Delta Air Lines is still flying at Dallas’s Love Field, despite having lost access to the Southwest Airlines gate the carrier was using temporarily. That gate access was granted after the October repeal of the Wright Amendment left Delta without gates to operate from. Southwest shared with Delta but that agreement was necessarily time-limited as Southwest increased flights earlier this week and needed the gate space back to handle the increased operations. This time around Delta is sharing with United Airlines; the two companies came to an agreement on Wednesday to allow for five daily flights by Delta at one of the two United gates for the next 180 days.

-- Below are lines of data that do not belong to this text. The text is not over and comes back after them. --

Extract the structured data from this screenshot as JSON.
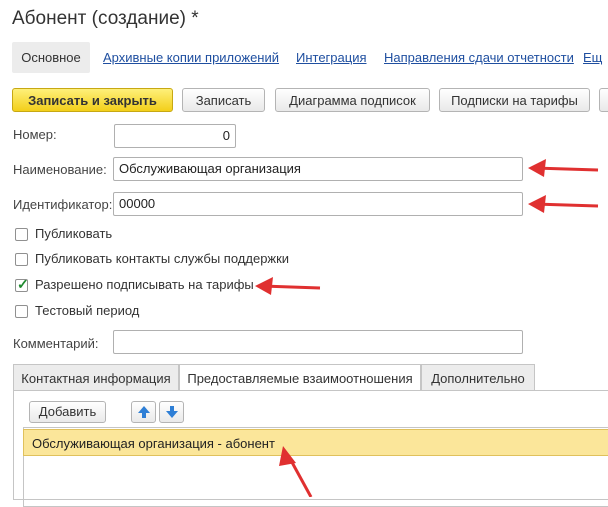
{
  "window": {
    "title": "Абонент (создание) *"
  },
  "nav": {
    "active": "Основное",
    "links": [
      "Архивные копии приложений",
      "Интеграция",
      "Направления сдачи отчетности",
      "Ещ"
    ]
  },
  "toolbar": {
    "save_close": "Записать и закрыть",
    "save": "Записать",
    "diagram": "Диаграмма подписок",
    "tariffs": "Подписки на тарифы"
  },
  "form": {
    "number_label": "Номер:",
    "number_value": "0",
    "name_label": "Наименование:",
    "name_value": "Обслуживающая организация",
    "id_label": "Идентификатор:",
    "id_value": "00000",
    "publish_label": "Публиковать",
    "publish_support_label": "Публиковать контакты службы поддержки",
    "allow_tariffs_label": "Разрешено подписывать на тарифы",
    "test_period_label": "Тестовый период",
    "comment_label": "Комментарий:",
    "comment_value": ""
  },
  "checkboxes": {
    "publish": false,
    "publish_support": false,
    "allow_tariffs": true,
    "test_period": false
  },
  "tabs": [
    "Контактная информация",
    "Предоставляемые взаимоотношения",
    "Дополнительно"
  ],
  "panel": {
    "add_label": "Добавить",
    "rows": [
      "Обслуживающая организация - абонент"
    ]
  },
  "colors": {
    "accent_yellow": "#f6d529",
    "link": "#1f4fa0",
    "arrow": "#e03030",
    "selected_row": "#fbe69a"
  }
}
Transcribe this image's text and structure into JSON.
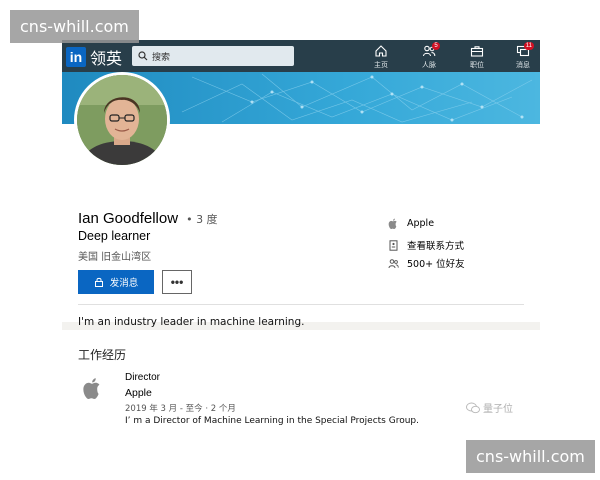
{
  "watermarks": {
    "top": "cns-whill.com",
    "bottom": "cns-whill.com"
  },
  "nav": {
    "logo_text": "领英",
    "logo_badge": "in",
    "search_placeholder": "搜索",
    "items": [
      {
        "label": "主页",
        "icon": "home-icon",
        "badge": ""
      },
      {
        "label": "人脉",
        "icon": "people-icon",
        "badge": "5"
      },
      {
        "label": "职位",
        "icon": "briefcase-icon",
        "badge": ""
      },
      {
        "label": "消息",
        "icon": "messages-icon",
        "badge": "11"
      }
    ]
  },
  "profile": {
    "name": "Ian Goodfellow",
    "degree": "• 3 度",
    "headline": "Deep learner",
    "location": "美国 旧金山湾区",
    "message_button": "发消息",
    "more_button": "•••",
    "side": {
      "company": "Apple",
      "contact": "查看联系方式",
      "connections": "500+ 位好友"
    },
    "summary": "I'm an industry leader in machine learning."
  },
  "experience": {
    "title": "工作经历",
    "items": [
      {
        "role": "Director",
        "company": "Apple",
        "dates": "2019 年 3 月 - 至今 · 2 个月",
        "description": "I’ m a Director of Machine Learning in the Special Projects Group."
      }
    ]
  },
  "wechat_watermark": "量子位",
  "colors": {
    "nav_bg": "#283e4a",
    "primary": "#0a66c2",
    "banner": "#35a8d8"
  }
}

“We have entered into a commercial agreement to voluntarily provide Delta access to our gate at Love Field,” says United Airlines spokesman Luke Punzenberger. “We will continue managing our flights and gates at the airport in the best interests of our customers.”

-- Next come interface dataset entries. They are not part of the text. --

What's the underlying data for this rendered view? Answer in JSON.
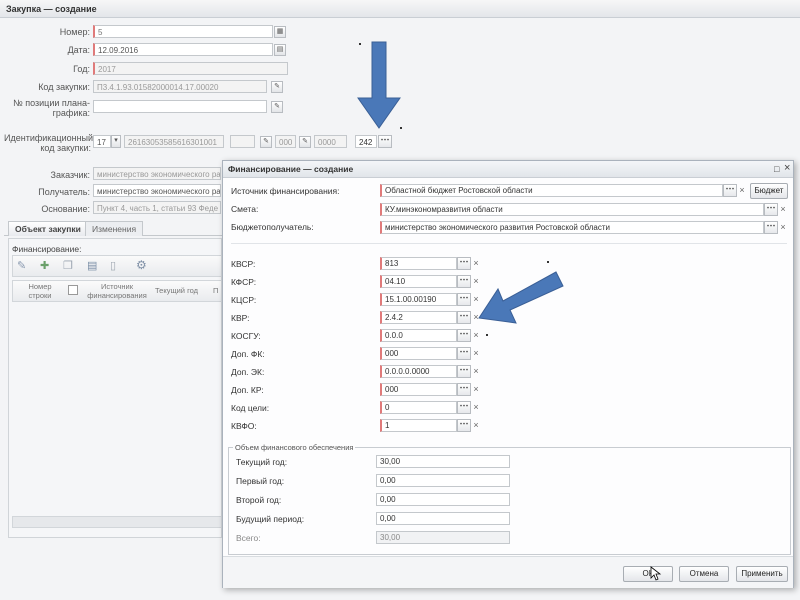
{
  "main": {
    "title": "Закупка — создание",
    "number_label": "Номер:",
    "number_value": "5",
    "date_label": "Дата:",
    "date_value": "12.09.2016",
    "year_label": "Год:",
    "year_value": "2017",
    "code_label": "Код закупки:",
    "code_value": "П3.4.1.93.01582000014.17.00020",
    "plan_pos_label_1": "№ позиции плана-",
    "plan_pos_label_2": "графика:",
    "plan_pos_value": "",
    "ident_label_1": "Идентификационный",
    "ident_label_2": "код закупки:",
    "ident_year": "17",
    "ident_code": "26163053585616301001",
    "ident_part_1": "000",
    "ident_part_2": "0000",
    "ident_part_3": "242",
    "customer_label": "Заказчик:",
    "customer_value": "министерство экономического ра",
    "recipient_label": "Получатель:",
    "recipient_value": "министерство экономического ра",
    "basis_label": "Основание:",
    "basis_value": "Пункт 4, часть 1, статьи 93 Феде",
    "tabs": [
      {
        "label": "Объект закупки"
      },
      {
        "label": "Изменения"
      }
    ],
    "financing_label": "Финансирование:",
    "grid_headers": {
      "row_num_1": "Номер",
      "row_num_2": "строки",
      "source_1": "Источник",
      "source_2": "финансирования",
      "current_year": "Текущий год",
      "next": "П"
    }
  },
  "dialog": {
    "title": "Финансирование — создание",
    "source_label": "Источник финансирования:",
    "source_value": "Областной бюджет Ростовской области",
    "budget_button": "Бюджет",
    "estimate_label": "Смета:",
    "estimate_value": "КУ.минэкономразвития области",
    "recipient_label": "Бюджетополучатель:",
    "recipient_value": "министерство экономического развития Ростовской области",
    "codes": [
      {
        "label": "КВСР:",
        "value": "813"
      },
      {
        "label": "КФСР:",
        "value": "04.10"
      },
      {
        "label": "КЦСР:",
        "value": "15.1.00.00190"
      },
      {
        "label": "КВР:",
        "value": "2.4.2"
      },
      {
        "label": "КОСГУ:",
        "value": "0.0.0"
      },
      {
        "label": "Доп. ФК:",
        "value": "000"
      },
      {
        "label": "Доп. ЭК:",
        "value": "0.0.0.0.0000"
      },
      {
        "label": "Доп. КР:",
        "value": "000"
      },
      {
        "label": "Код цели:",
        "value": "0"
      },
      {
        "label": "КВФО:",
        "value": "1"
      }
    ],
    "volume_legend": "Объем финансового обеспечения",
    "volume": [
      {
        "label": "Текущий год:",
        "value": "30,00"
      },
      {
        "label": "Первый год:",
        "value": "0,00"
      },
      {
        "label": "Второй год:",
        "value": "0,00"
      },
      {
        "label": "Будущий период:",
        "value": "0,00"
      },
      {
        "label": "Всего:",
        "value": "30,00"
      }
    ],
    "ok_button": "ОК",
    "cancel_button": "Отмена",
    "apply_button": "Применить"
  },
  "icons": {
    "pick": "⋯",
    "clear": "×",
    "dropdown": "▾",
    "calendar": "calendar-icon",
    "close": "×",
    "maximize": "□"
  },
  "colors": {
    "arrow": "#4a78b8",
    "required_border": "#e07a7a"
  }
}
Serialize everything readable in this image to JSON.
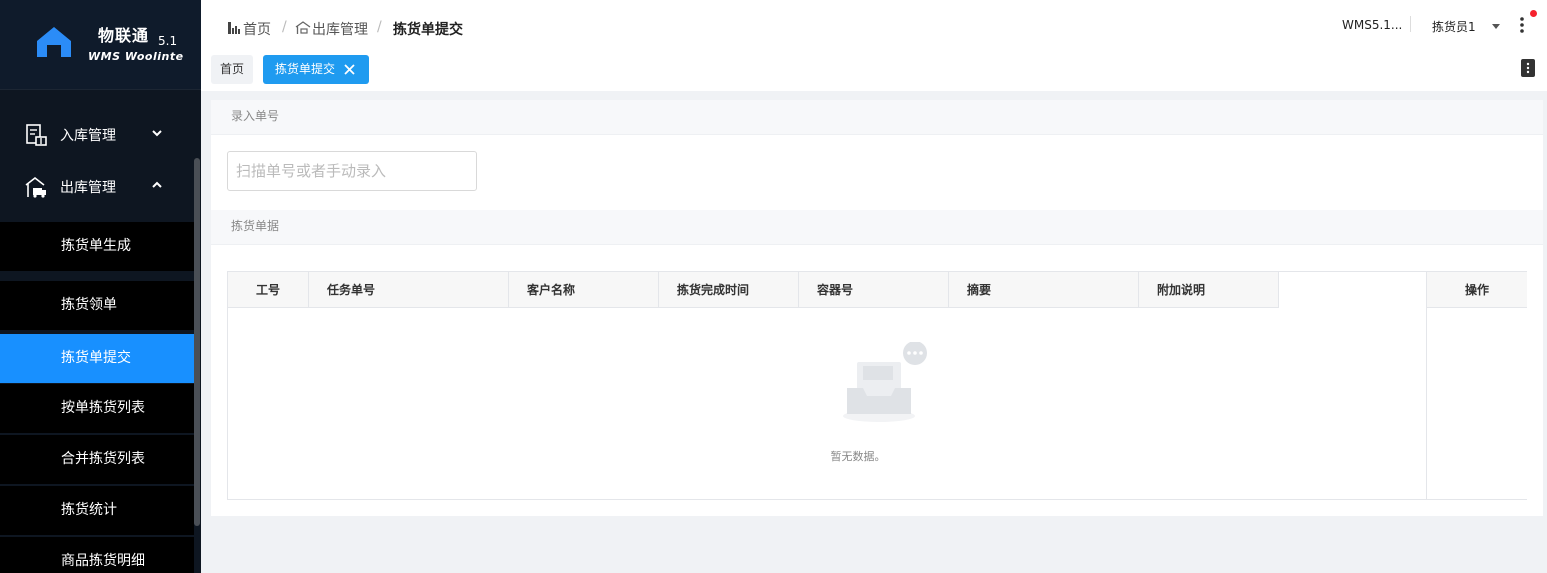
{
  "brand": {
    "name": "物联通",
    "version": "5.1",
    "subtitle": "WMS Woolinte"
  },
  "sidebar": {
    "groups": [
      {
        "label": "入库管理",
        "icon": "inbound-icon",
        "expanded": false
      },
      {
        "label": "出库管理",
        "icon": "outbound-icon",
        "expanded": true
      }
    ],
    "items": [
      {
        "label": "拣货单生成"
      },
      {
        "label": "拣货领单"
      },
      {
        "label": "拣货单提交",
        "active": true
      },
      {
        "label": "按单拣货列表"
      },
      {
        "label": "合并拣货列表"
      },
      {
        "label": "拣货统计"
      },
      {
        "label": "商品拣货明细"
      }
    ]
  },
  "header": {
    "breadcrumb": [
      "首页",
      "出库管理",
      "拣货单提交"
    ],
    "separator": "/",
    "warehouse": "WMS5.1...",
    "user": "拣货员1"
  },
  "tabs": [
    {
      "label": "首页"
    },
    {
      "label": "拣货单提交",
      "active": true
    }
  ],
  "main": {
    "section_entry": "录入单号",
    "scan_placeholder": "扫描单号或者手动录入",
    "section_orders": "拣货单据",
    "table": {
      "columns": [
        "工号",
        "任务单号",
        "客户名称",
        "拣货完成时间",
        "容器号",
        "摘要",
        "附加说明"
      ],
      "op_column": "操作",
      "empty_text": "暂无数据。"
    }
  },
  "colors": {
    "sidebar": "#0e1621",
    "accent": "#1890ff",
    "tab_active": "#1f9bf0",
    "notify_dot": "#f5222d"
  }
}
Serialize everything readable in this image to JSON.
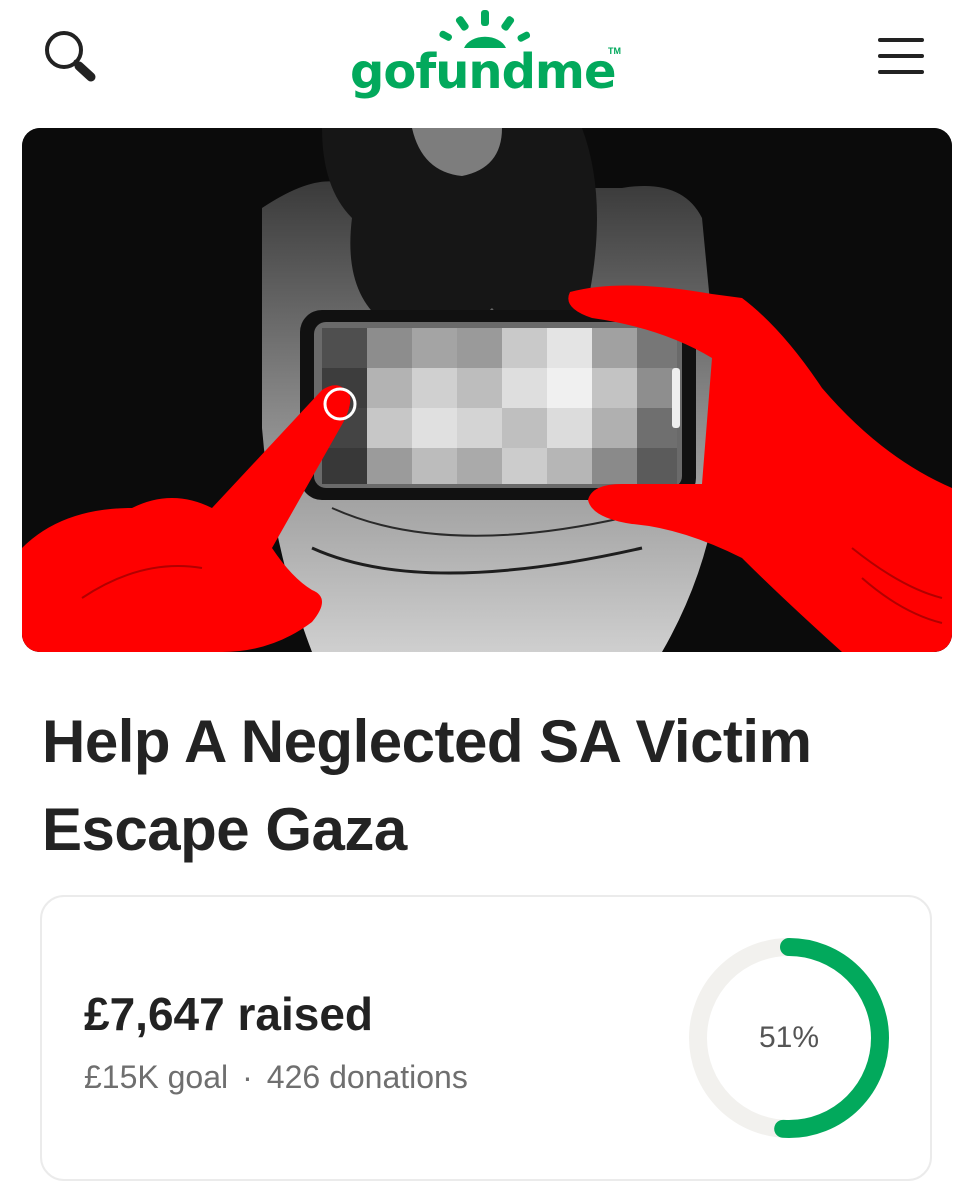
{
  "header": {
    "logo_text": "gofundme",
    "logo_tm": "TM",
    "brand_color": "#02a95c",
    "search_icon": "search-icon",
    "menu_icon": "hamburger-menu-icon"
  },
  "hero": {
    "image_icon": "campaign-illustration"
  },
  "campaign": {
    "title": "Help A Neglected SA Victim Escape Gaza",
    "raised": "£7,647 raised",
    "goal": "£15K goal",
    "separator": "·",
    "donations": "426 donations",
    "progress_label": "51%",
    "progress_fraction": 0.51,
    "progress_color": "#02a95c",
    "track_color": "#f2f1ee"
  }
}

Technically the city’s aviation authority did nothing but “facilitate” the discussions because the negotiations never reached an impasse according to Mark Duebner, Dallas’s Director of Aviation. Should such an impasse come to pass the city could step in, but only if it believes the gates are not being reasonably used. United’s schedule certainly could be more aggressive in terms of gate usage but, at least for now, that’s not an issue since Delta is willing to pay for access at a rate which United found acceptable.